TASK GOAL:
Locate and copy each line in the data that contains the word "title".

SOURCE INFORMATION:
──────────────────────────────

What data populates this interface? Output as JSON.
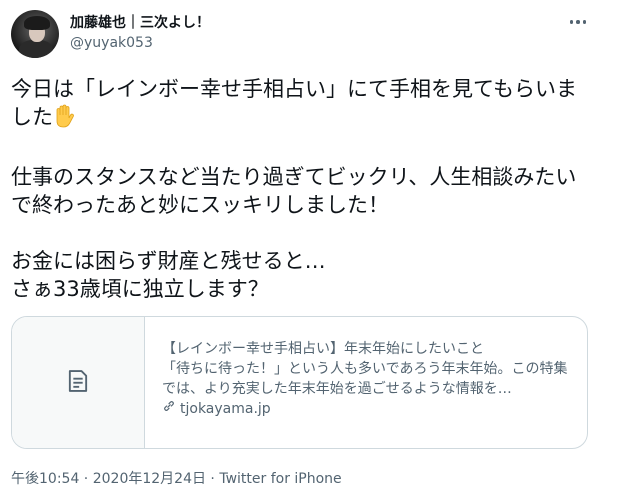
{
  "user": {
    "display_name": "加藤雄也｜三次よし！",
    "handle": "@yuyak053"
  },
  "tweet": {
    "paragraph1": "今日は「レインボー幸せ手相占い」にて手相を見てもらいました",
    "paragraph2": "仕事のスタンスなど当たり過ぎてビックリ、人生相談みたいで終わったあと妙にスッキリしました！",
    "paragraph3": "お金には困らず財産と残せると…\nさぁ33歳頃に独立します？",
    "emoji": "raised-hand-emoji"
  },
  "card": {
    "title": "【レインボー幸せ手相占い】年末年始にしたいこと",
    "description": "「待ちに待った！」という人も多いであろう年末年始。この特集では、より充実した年末年始を過ごせるような情報を…",
    "domain": "tjokayama.jp",
    "thumb_icon": "article-icon",
    "domain_icon": "link-icon"
  },
  "meta": {
    "time": "午後10:54",
    "separator1": " · ",
    "date": "2020年12月24日",
    "separator2": " · ",
    "source": "Twitter for iPhone"
  },
  "icons": {
    "more": "more-options-icon"
  },
  "colors": {
    "text": "#0f1419",
    "secondary": "#536471",
    "border": "#cfd9de"
  }
}
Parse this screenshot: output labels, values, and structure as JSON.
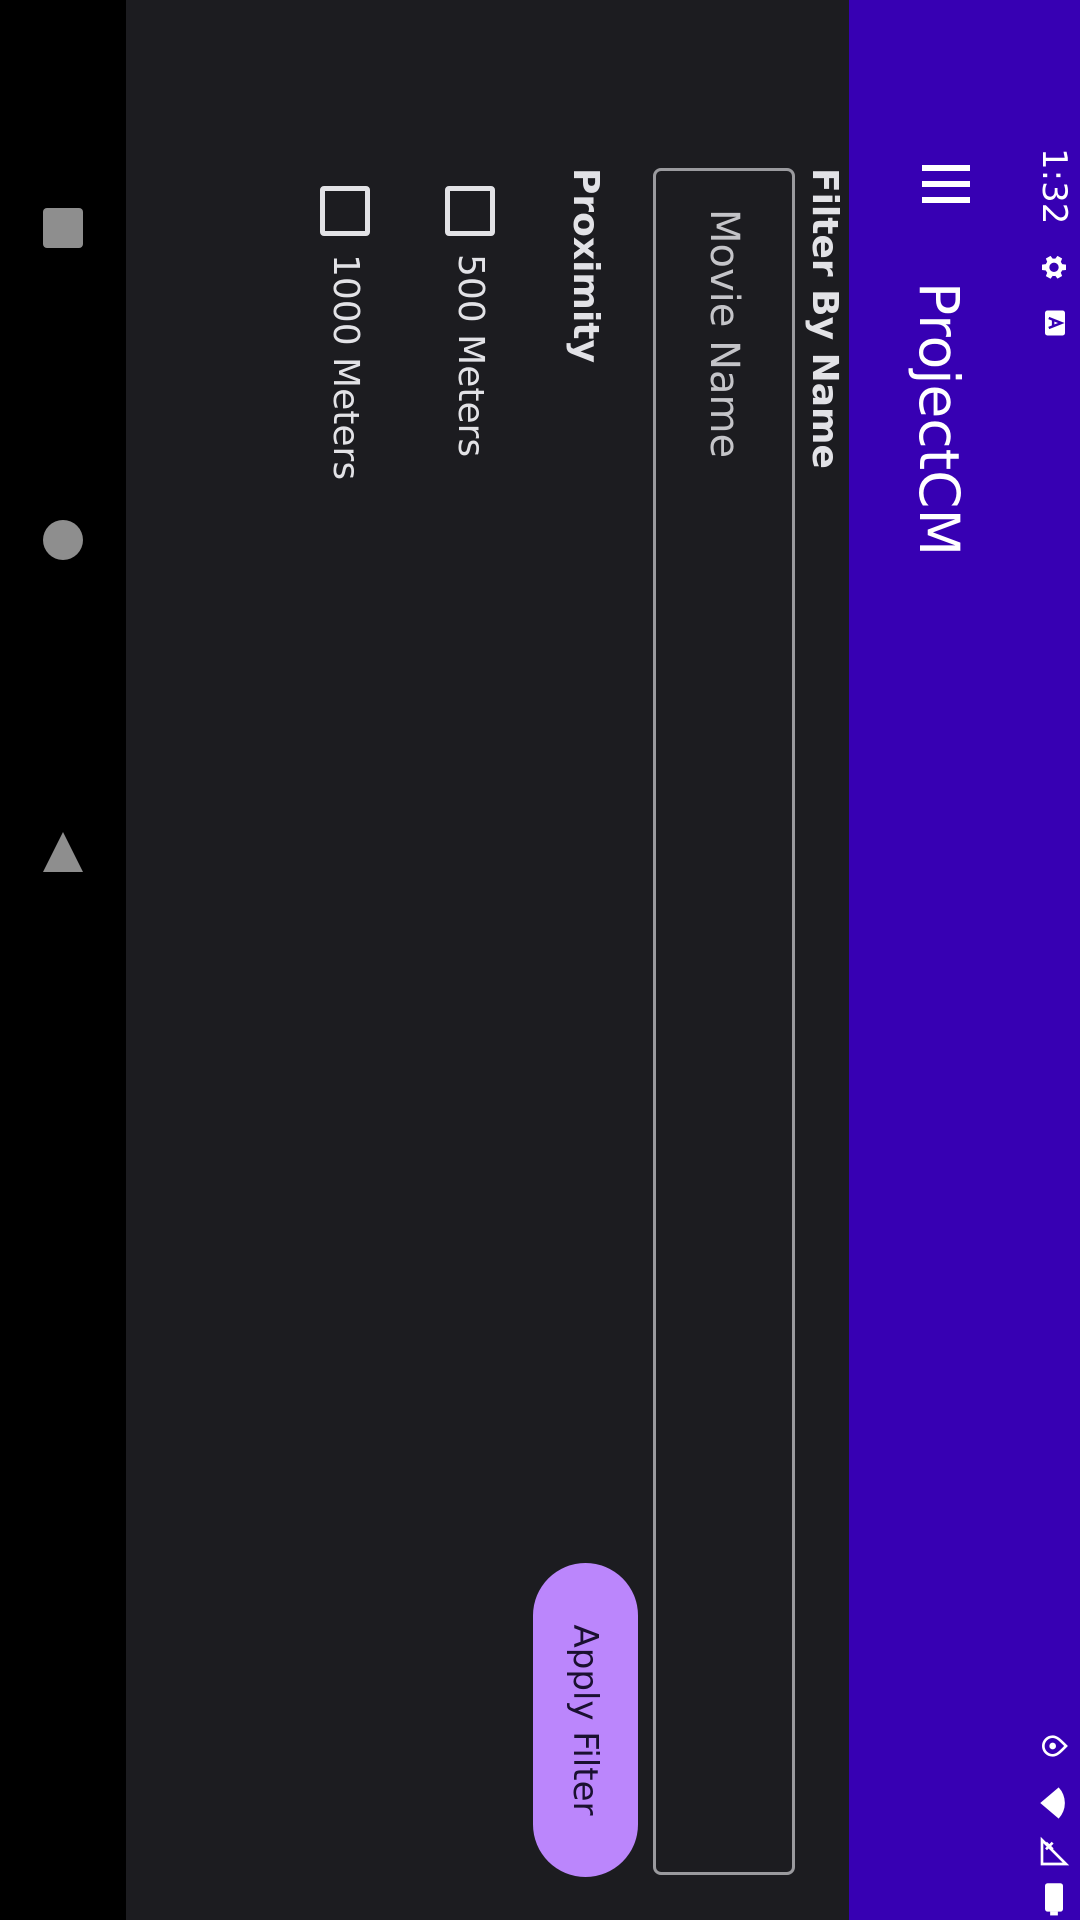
{
  "status_bar": {
    "time": "1:32",
    "left_icons": [
      "gear-icon",
      "app-a-icon"
    ],
    "right_icons": [
      "location-icon",
      "wifi-icon",
      "signal-off-icon",
      "battery-icon"
    ]
  },
  "app_bar": {
    "title": "ProjectCM",
    "menu_icon": "hamburger-menu-icon",
    "background": "#3700b3"
  },
  "filter": {
    "name_label": "Filter By Name",
    "name_placeholder": "Movie Name",
    "name_value": "",
    "proximity_label": "Proximity",
    "options": [
      {
        "label": "500 Meters",
        "checked": false
      },
      {
        "label": "1000 Meters",
        "checked": false
      }
    ],
    "apply_label": "Apply Filter"
  },
  "nav_bar": {
    "buttons": [
      "back-icon",
      "home-icon",
      "recents-icon"
    ]
  },
  "colors": {
    "accent": "#bb86fc",
    "primary": "#3700b3",
    "background": "#1c1c20"
  }
}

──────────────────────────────

ANSWER BELOW:
    "title": "【レインボー幸せ手相占い】年末年始にしたいこと",
    "title": "ProjectCM",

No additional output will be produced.